RPM = Rate of fan spinning. Higher the RPM, the higher the airflow and noise.
CFM = A general measurement of airflow. The higher, the better the cooling, in theory.
Static Pressure = the amount of CFM that penetrates heatsinks or radiator fins. The higher the better performance for heatsinks.
Size = Thicker fans tend to have better static pressure. I recommend a good 120mmx38mm for heatsinks.
DBA = A general noise measurement. The lower the better.
Quality = The better the quality, the more accurate the above ratings, and the longer lasting the fan.
Bearing type = This determines a lot. Here are some common ones.
-Sleeve. These are very quiet and inexpensive. However, their life span is pretty low depending on the quality. Some low quality ones have problems being mounted horizontally.
-Ball bearing. These are some of the most long lasting fans you can buy. They are also loud.
-Fluid. There are a lot of fluid bearings, such as hydro-ball bearings. These are quieter than ball bearing and longer lasting than sleeve.

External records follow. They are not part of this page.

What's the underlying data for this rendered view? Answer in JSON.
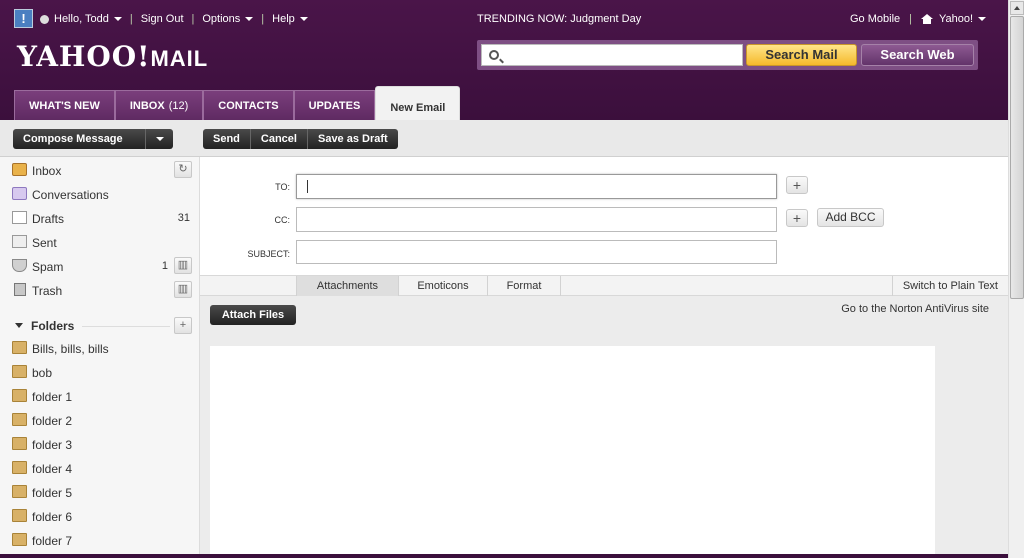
{
  "topbar": {
    "greeting": "Hello, Todd",
    "links": [
      "Sign Out",
      "Options",
      "Help"
    ],
    "trending": "TRENDING NOW: Judgment Day",
    "go_mobile": "Go Mobile",
    "yahoo": "Yahoo!"
  },
  "logo": {
    "brand": "YAHOO!",
    "product": "MAIL"
  },
  "search": {
    "placeholder": "",
    "mail_button": "Search Mail",
    "web_button": "Search Web"
  },
  "tabs": [
    {
      "label": "WHAT'S NEW",
      "count": ""
    },
    {
      "label": "INBOX",
      "count": "(12)"
    },
    {
      "label": "CONTACTS",
      "count": ""
    },
    {
      "label": "UPDATES",
      "count": ""
    },
    {
      "label": "New Email",
      "count": ""
    }
  ],
  "toolbar": {
    "compose": "Compose Message",
    "send": "Send",
    "cancel": "Cancel",
    "save_draft": "Save as Draft"
  },
  "sidebar": {
    "items": [
      {
        "label": "Inbox",
        "count": ""
      },
      {
        "label": "Conversations",
        "count": ""
      },
      {
        "label": "Drafts",
        "count": "31"
      },
      {
        "label": "Sent",
        "count": ""
      },
      {
        "label": "Spam",
        "count": "1"
      },
      {
        "label": "Trash",
        "count": ""
      }
    ],
    "folders_header": "Folders",
    "folders": [
      "Bills, bills, bills",
      "bob",
      "folder 1",
      "folder 2",
      "folder 3",
      "folder 4",
      "folder 5",
      "folder 6",
      "folder 7"
    ]
  },
  "compose": {
    "to_label": "TO:",
    "cc_label": "CC:",
    "subject_label": "SUBJECT:",
    "to_value": "",
    "cc_value": "",
    "subject_value": "",
    "add_bcc": "Add BCC",
    "plus": "+"
  },
  "format_tabs": [
    "Attachments",
    "Emoticons",
    "Format"
  ],
  "switch_plain": "Switch to Plain Text",
  "attach_files": "Attach Files",
  "norton": "Go to the Norton AntiVirus site",
  "colors": {
    "header": "#3b0f3c",
    "search_mail": "#f5b92c"
  }
}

They tend to be unreliable with their airflow and RPMs.
-Proprietary. These are getting very common. They are odd designs made by companies. Just research them before you listen to the hype.
Brands I recommend: Yate Loon, for their quality, low-cost, and accurate ratings. Antec, they make good quality, sturdy fans. Scythe, they also make good fans. San Ace, these are extremely high airflow and noise fans that are unbeatable for heatsink cooling.
I personally like quiet fans and I general rank the various specs as follows from most important to least important:
1. Size => 120mm only thank you very much
2. dBA => quiet is king; 120mm needs to spin slow than smaller fans to move the same amount of air
3. CFM => the more the better, but limited by #2
4. RPM => the lower the better, generally because of less noise, but need enough of #3 to properly cool the case
I like Yate Loon fans because the are inexpensive and pretty quiet for the price you pay. I use voltage regulators to limit the voltage to 7v instead of 12v. In my opinion, that offers a good balance between CFM and dBA (or noise). I also use Scythe low RPM fans as well.
Nexus also sells good, quiet fans with decent CFM. Last time I checked, and it has been a while, they use cherry-picked Yate Loon fans.